T. O. 1-1A-9
2-96. Lubrication for Milling. The lubrication of milling cutter is very important to control generation of heat which is
considerable in cutting all grades of stainless, and to prevent seizing of chips to cutting edges. The cutting oils used
should be applied in large quantities directly on the cutter and zone of cut. The sulphurized oils diluted to desired
viscosity with paraffin oil are usually satisfactory.
2-97. DRILLING CORROSION RESISTING STEEL.
High speed steel drills are commonly used for drilling stainless. Special types are used for drilling grades (420, 440, etc.)
that are abrasive due to high carbon content. Speeds for drilling the high carbon types are usually reduced 25-50% in
comparison to the other grades.
Drills for use with the corrosion resisting steels are 2-98. prepared with different cutting angles than used with carbon
steel. Drill point/tips for use with the chromium-nickel grades are usually ground with 135°-140° (included) angle and 8°-
15° lip clearance. The webb support for the point should be as heavy as possible; however, thinning of the webb at the
point will relieve point pressure. When drilling the free machining 400 series grades the angle is reduced to 118°-1300.
For general illustration of point designs see Figure 3-2.
2-99. Speeds used for drilling the corrosion resisting steels should be closely controlled to prevent hardening of metal
and excessive drill damage from heat.

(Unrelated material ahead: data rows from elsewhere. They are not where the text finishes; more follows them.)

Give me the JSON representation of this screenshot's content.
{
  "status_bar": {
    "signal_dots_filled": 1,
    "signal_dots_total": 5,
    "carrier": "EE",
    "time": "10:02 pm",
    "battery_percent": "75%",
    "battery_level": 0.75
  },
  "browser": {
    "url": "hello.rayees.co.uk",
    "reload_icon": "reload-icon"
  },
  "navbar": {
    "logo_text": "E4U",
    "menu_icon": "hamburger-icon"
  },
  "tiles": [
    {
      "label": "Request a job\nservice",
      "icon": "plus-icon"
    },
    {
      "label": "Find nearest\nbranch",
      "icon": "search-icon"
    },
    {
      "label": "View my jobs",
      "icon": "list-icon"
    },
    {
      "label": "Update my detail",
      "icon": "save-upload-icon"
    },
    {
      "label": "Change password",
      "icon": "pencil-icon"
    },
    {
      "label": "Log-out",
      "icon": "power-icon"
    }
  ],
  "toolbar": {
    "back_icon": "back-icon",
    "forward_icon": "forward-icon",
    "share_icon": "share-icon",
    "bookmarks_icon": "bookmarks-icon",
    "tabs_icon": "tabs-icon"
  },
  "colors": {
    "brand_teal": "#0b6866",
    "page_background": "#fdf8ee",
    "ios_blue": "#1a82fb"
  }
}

For suggested drilling speed using high speed steel drill bits, see Table 2-12.
Table 2-12. DRILLING SPEEDS FOR
CORROSION RESISTING STEEL.
SPEED SFPM (APPROX)
301, 302, 304, 310
20 - 40
40 - 80
309, 316, 321, 347
30 - 50
35 - 75
416, 420F, 430F
60 - 95
420 AB & C
20 - 40
30 - 60
Do not let drill ride on work to prevent work hardening and heat damage to drill. On larger
diameter drills use chip curling grooves to help expel and prevent chip accumulation in area
of hole being drilled.
2-100. Lubrication for Drilling Stainless. The recommended lubrication for general use and light drilling is soluble oil,
and for heavy work, sulphurized mineral or fatty oils. Utilization of adequate lubrication/coolant is of utmost importance
in drilling stainless due to poor heat conduction of this material.
2-101. REAMING CORROSION RESISTING STEEL.
The recommended reamer for the corrosion resisting steels is the spiral fluted type which is made from high speed
steel/carbide tipped. These spiral fluted reamers are used to help alleviate chatter and chip removal that are associated
with the straight fluted reamers.
2-102. Due to the work hardening characteristics of the corrosion resisting steel, it is advisable to leave sufficient stock
to insure that cutting will occur behind the work hardening surface resulting from drilling. The recommended material to
be left for reaming is 0.003-0.007 inch, and feed per revolution should be 0.003-0.005 for holes up to 1/2 inch and
0.0050.010 for reamers up to 1 inch diameter.
2-103. Reamers for cutting stainless should have a 260-300 starting chamfer with a slight lead angle behind the chamfer
of 10--2° for about 1/8-3/16 inch on the land to reduce initial shock of cutting.
The land should be ground with a clearance of 4°70 (and width should not be reduced below 0.0100.012 inch) to reduce
rubbing and frictional heat.
2-104. Speeds for reaming will vary according to type of material being cut. The recommended speed for reaming types
301, 302, 304, 316, 321, 347, 403 and 410 is 20 75 surface feet per minute; for 430F, 420F, 416, 440F and 303 -35 100
SFPM; and for 309, 310, 430, 431, 440, 442, 426 20-60 SFPM. Trial should be conducted to determine best cutting for
2-105. TAPPING CORROSION RESISTING STEEL.
Conventional or standard type taps are used with stainless; however, better results can sometimes be obtained by
modification of taps (in shop) as required and by use of two fluted type taps for small holes. For instance modification of
taps can be accomplished by grinding longitudinal grooves along the lands, omission of cutting edges on alternate
threads and relieving cutting edges will reduce binding and frictional drag.
These modifications will also aid in distribution of lubrication to cutting area, provide additional clearance for chips and
compensate for the swelling which is encountered with the softer temper material. The modification is usually
accomplished as follows:
Longitudinal grooves are ground down the center of each land about 1/3 to 1/2 thread depth and 1/3 to 1/2
approximately of land width.
Cutting edges are relieved by grinding a 2°50 radial taper on each land.
Lands are narrowed by removing about half the threading area from each land. The portion removed should trail
the foremost cutting edge. Also, cutting edge should be ground to have positive hook/rake 15°-20° for softer material
and 10°0-15 for harder material.